**Problem:** Set down the records exactly as they stand, except for any pictures, which you should omit.

[Stored entries]

--------

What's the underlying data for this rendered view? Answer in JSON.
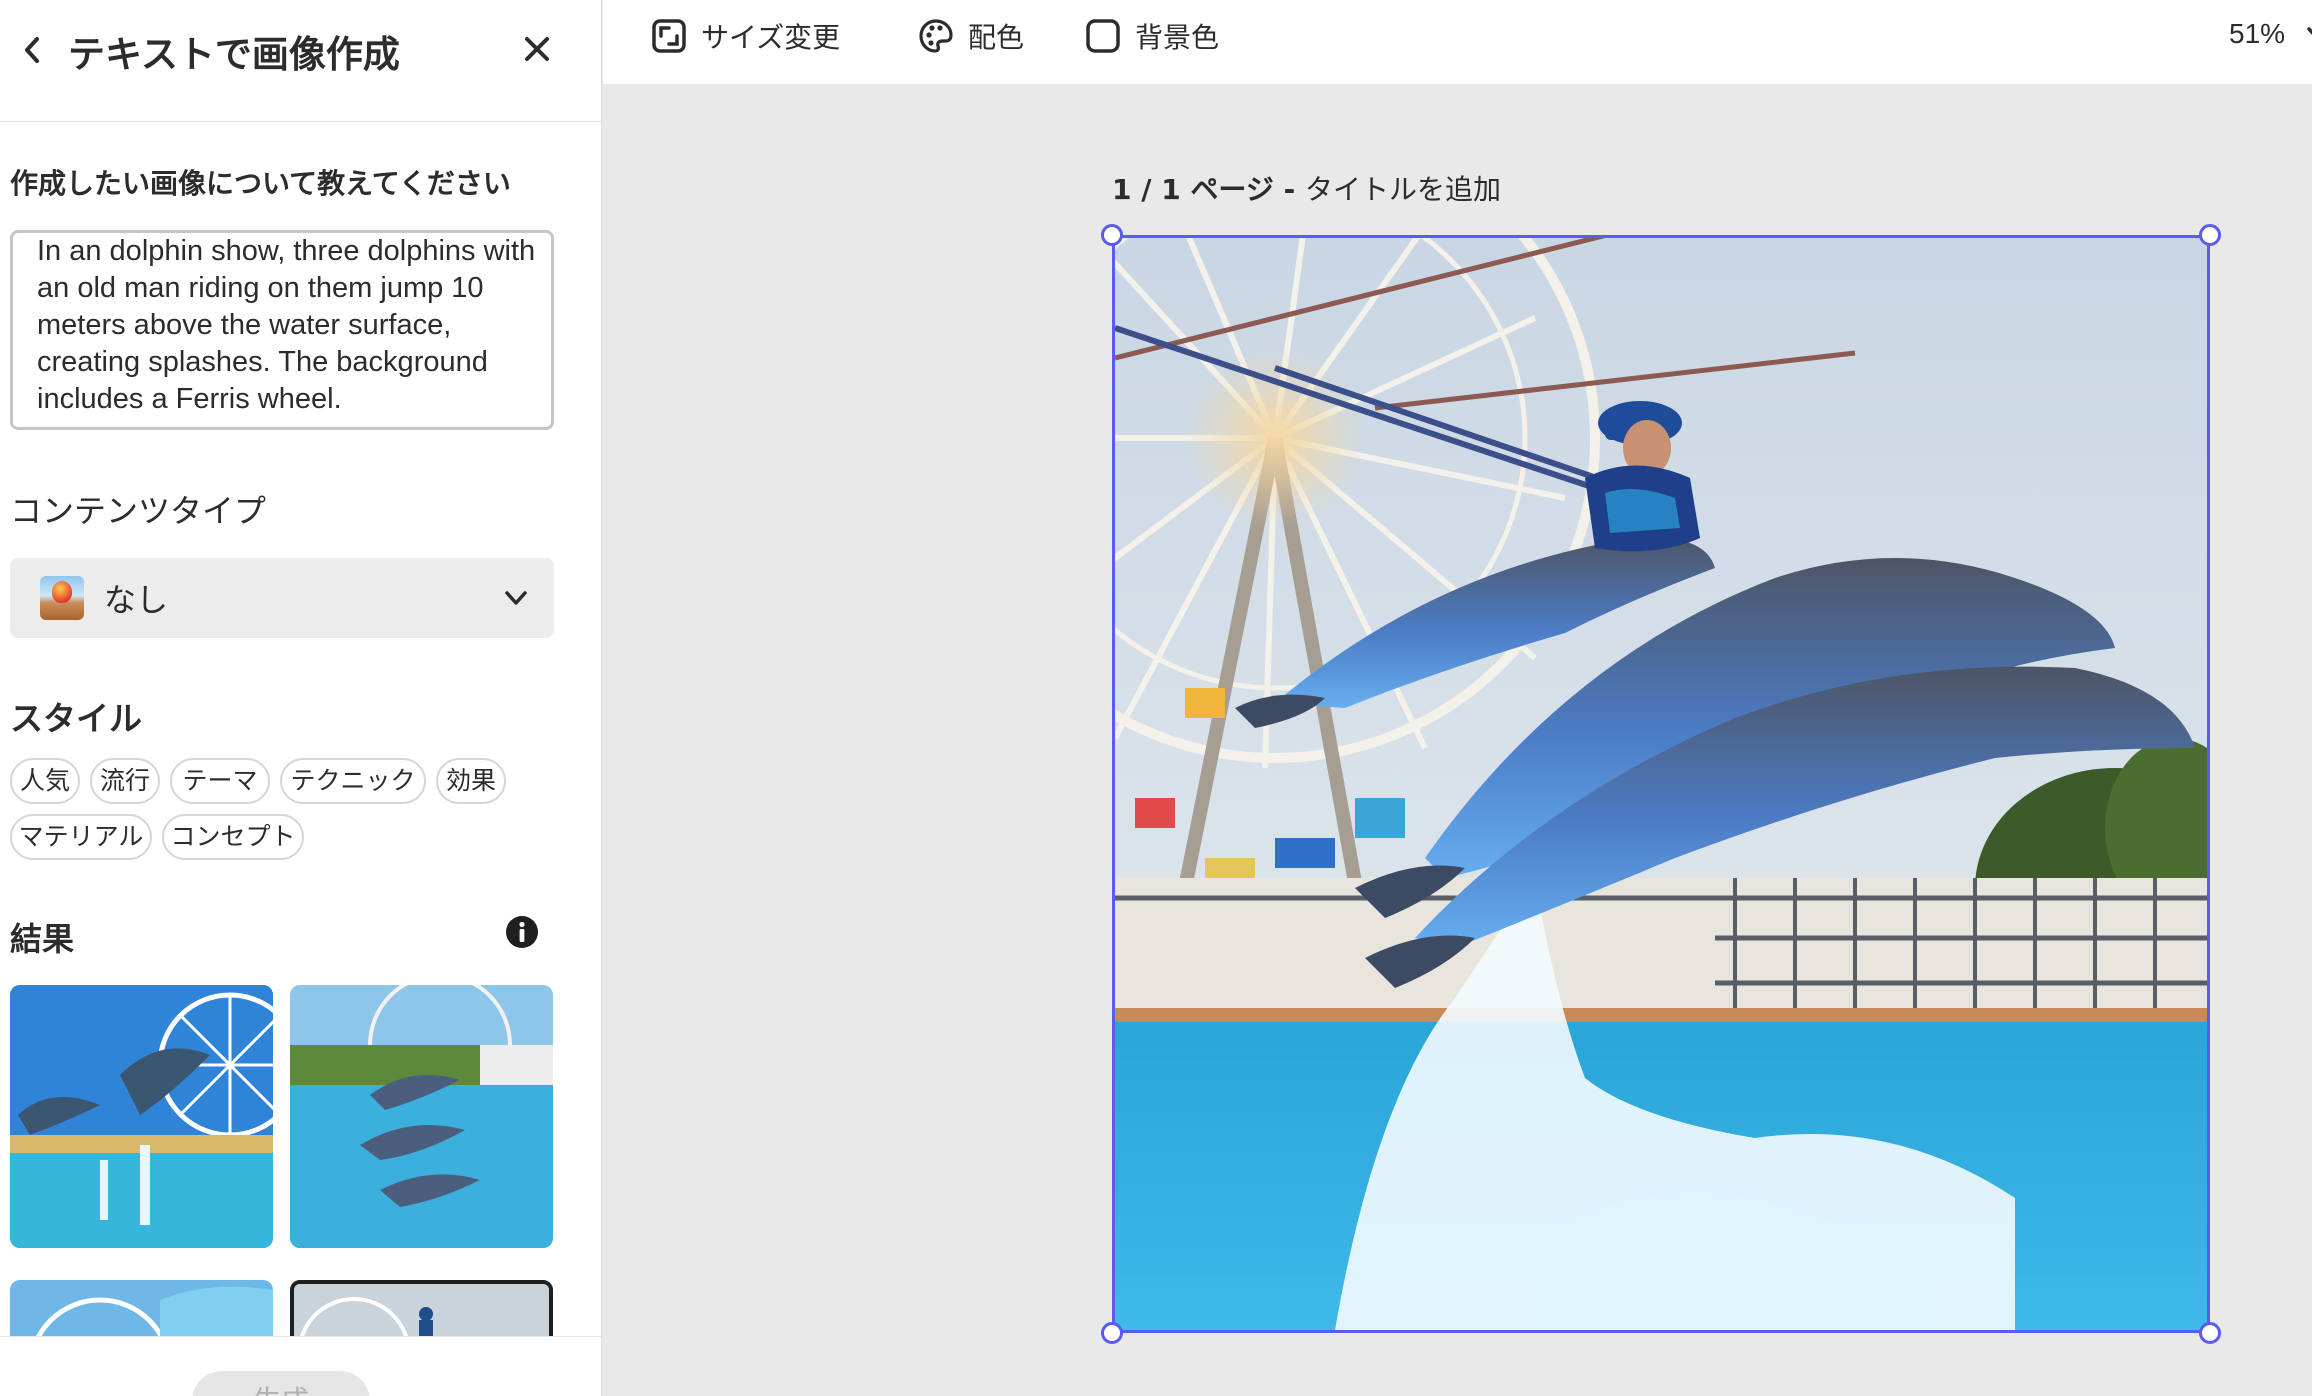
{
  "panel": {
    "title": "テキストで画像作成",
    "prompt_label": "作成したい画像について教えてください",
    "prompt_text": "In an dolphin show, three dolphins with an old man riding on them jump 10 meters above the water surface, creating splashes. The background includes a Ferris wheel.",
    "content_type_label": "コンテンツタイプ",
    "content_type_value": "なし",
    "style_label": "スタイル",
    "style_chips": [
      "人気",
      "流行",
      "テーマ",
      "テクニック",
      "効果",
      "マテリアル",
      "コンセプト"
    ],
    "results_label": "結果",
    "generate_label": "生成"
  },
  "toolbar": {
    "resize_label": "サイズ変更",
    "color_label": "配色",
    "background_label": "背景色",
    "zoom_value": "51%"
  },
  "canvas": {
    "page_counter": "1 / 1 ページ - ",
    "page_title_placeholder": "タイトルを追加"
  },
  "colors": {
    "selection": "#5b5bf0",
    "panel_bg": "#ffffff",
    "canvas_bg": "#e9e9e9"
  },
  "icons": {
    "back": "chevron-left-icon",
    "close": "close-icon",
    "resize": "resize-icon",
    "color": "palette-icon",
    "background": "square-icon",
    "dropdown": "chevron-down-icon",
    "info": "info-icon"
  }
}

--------

**Answer to the exercise:**
What's the underlying data for this rendered view? Answer in JSON.
{
  "panel": {
    "title": "テキストで画像作成",
    "prompt_label": "作成したい画像について教えてください",
    "prompt_text": "In an dolphin show, three dolphins with an old man riding on them jump 10 meters above the water surface, creating splashes. The background includes a Ferris wheel.",
    "content_type_label": "コンテンツタイプ",
    "content_type_value": "なし",
    "style_label": "スタイル",
    "style_chips": [
      "人気",
      "流行",
      "テーマ",
      "テクニック",
      "効果",
      "マテリアル",
      "コンセプト"
    ],
    "results_label": "結果",
    "generate_label": "生成"
  },
  "toolbar": {
    "resize_label": "サイズ変更",
    "color_label": "配色",
    "background_label": "背景色",
    "zoom_value": "51%"
  },
  "canvas": {
    "page_counter": "1 / 1 ページ - ",
    "page_title_placeholder": "タイトルを追加"
  },
  "colors": {
    "selection": "#5b5bf0",
    "panel_bg": "#ffffff",
    "canvas_bg": "#e9e9e9"
  },
  "icons": {
    "back": "chevron-left-icon",
    "close": "close-icon",
    "resize": "resize-icon",
    "color": "palette-icon",
    "background": "square-icon",
    "dropdown": "chevron-down-icon",
    "info": "info-icon"
  }
}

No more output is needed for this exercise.